Inspired by Hindu mythology and its intersections with modern life, Chinmayee interrogates the disjunction between a culture that worships powerful goddesses like Kali, but whose women still have to navigate patriarchal structures. Past projects include the multi-media installation "The Cyborg Goddess" advocating a fusion of mechanical and the divine, and the photographic series Mother and Machines/Alien Mother depicting the artist’s mother surrounded by household appliances in various domestic settings. “Even though these machines are made for women to use, they have designs that cater more towards the comfort of men, be it a mixer or a vehicle,” Chinmayee explains.
Having graduated earlier this year with an MA in Art and Science from Central Saint Martins, Chinmayee’s degree show installation was shortlisted for the 2023 Cass Art Award. Inspired by her childhood in Odisha in Eastern India – where she returned to live for several years during the COVID-19 pandemic – Chinmayee’s practice is infused with Hindu mythological stories recounted by her grandfather, and with an awareness of the millenia-old temple art and architecture of her province. Her postcolonial, feminist practice encompasses several mediums: from flat acrylic mural paintings to multi-media installations, embroidery, video and photography. “I want my practice to be a middle ground between a new world of digital and domestic technologies and an old world of traditional crafts and myth,” Chinmayee explains.
Chinmayee makes work that demystifies female experience, spaces, sexuality and bodily experience, all within the context of South Asian culture. Many of her works explore the female body and to what extent women have control over the depictions, pleasures and types of labour their bodies experience or perform. “When I start making, it’s always a very basic idea in my head. I love testing out materials, placing so many different materials together in a maximalist approach,” Chinmayee explains. Her recent work uses not only traditional female crafts like beading and textiles, but also the colour red symbolising religious ritual and divine violence.

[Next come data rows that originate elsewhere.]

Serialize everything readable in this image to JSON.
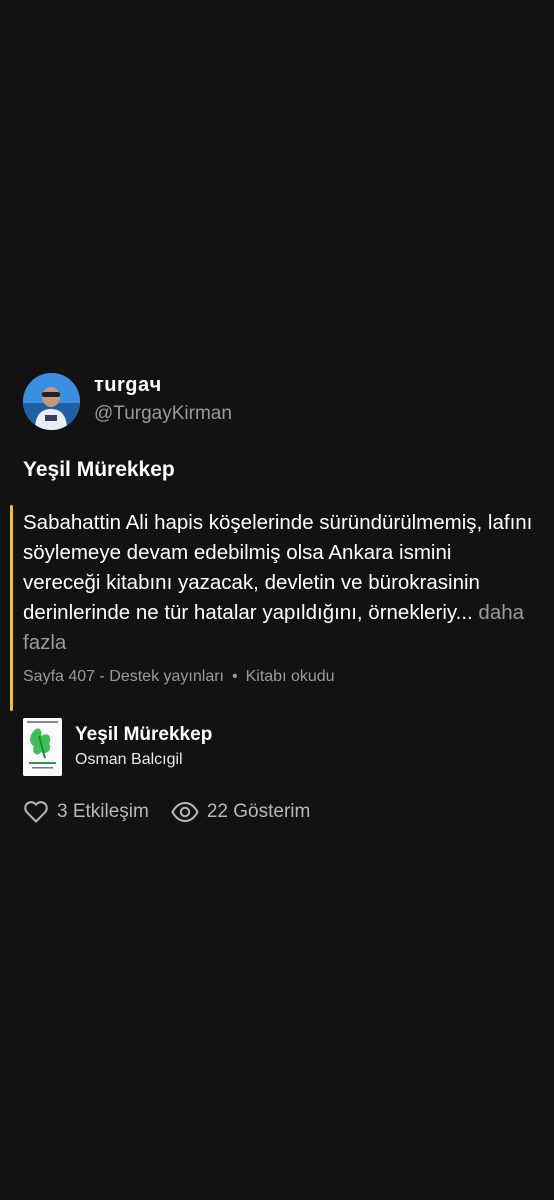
{
  "user": {
    "display_name": "тurgaч",
    "handle": "@TurgayKirman",
    "avatar_icon": "user-avatar-photo"
  },
  "post": {
    "book_title": "Yeşil Mürekkep",
    "quote_text": "Sabahattin Ali hapis köşelerinde süründürülmemiş, lafını söylemeye devam edebilmiş olsa Ankara ismini vereceği kitabını yazacak, devletin ve bürokrasinin derinlerinde ne tür hatalar yapıldığını, örnekleriy...",
    "more_label": " daha fazla",
    "page_info": "Sayfa 407 - Destek yayınları",
    "separator": "•",
    "read_status": "Kitabı okudu",
    "accent_color": "#f0c419"
  },
  "book": {
    "title": "Yeşil Mürekkep",
    "author": "Osman Balcıgil"
  },
  "stats": {
    "likes_label": "3 Etkileşim",
    "views_label": "22 Gösterim"
  }
}
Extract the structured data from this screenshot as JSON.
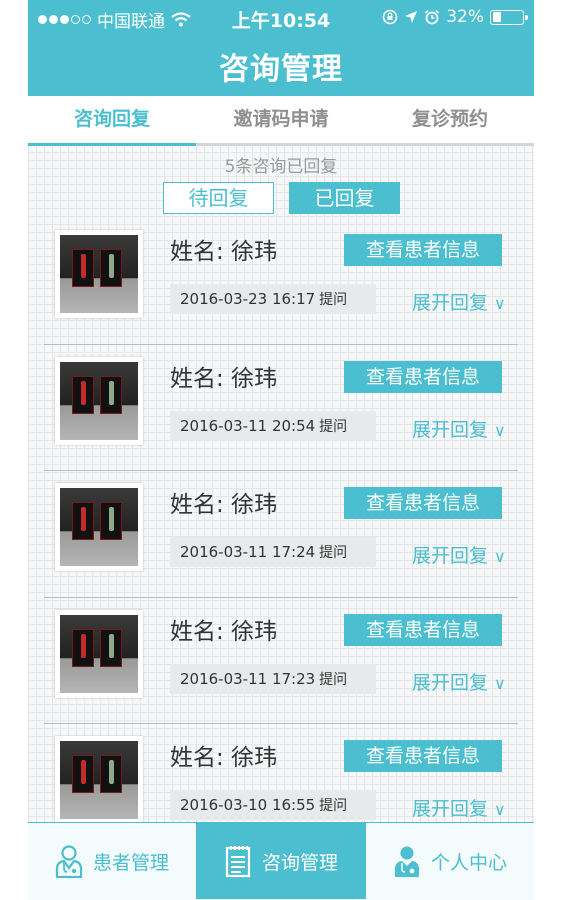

This year, Chinmayee is continuing to expand her skills in oil painting, soft robotics and electrical repairs. “In India there is a culture of fixing appliances yourself, salvaging parts and reusing appliances. I want to apply this mindset to my own work,” she says. “As an artist, I want to be constantly learning and refining.”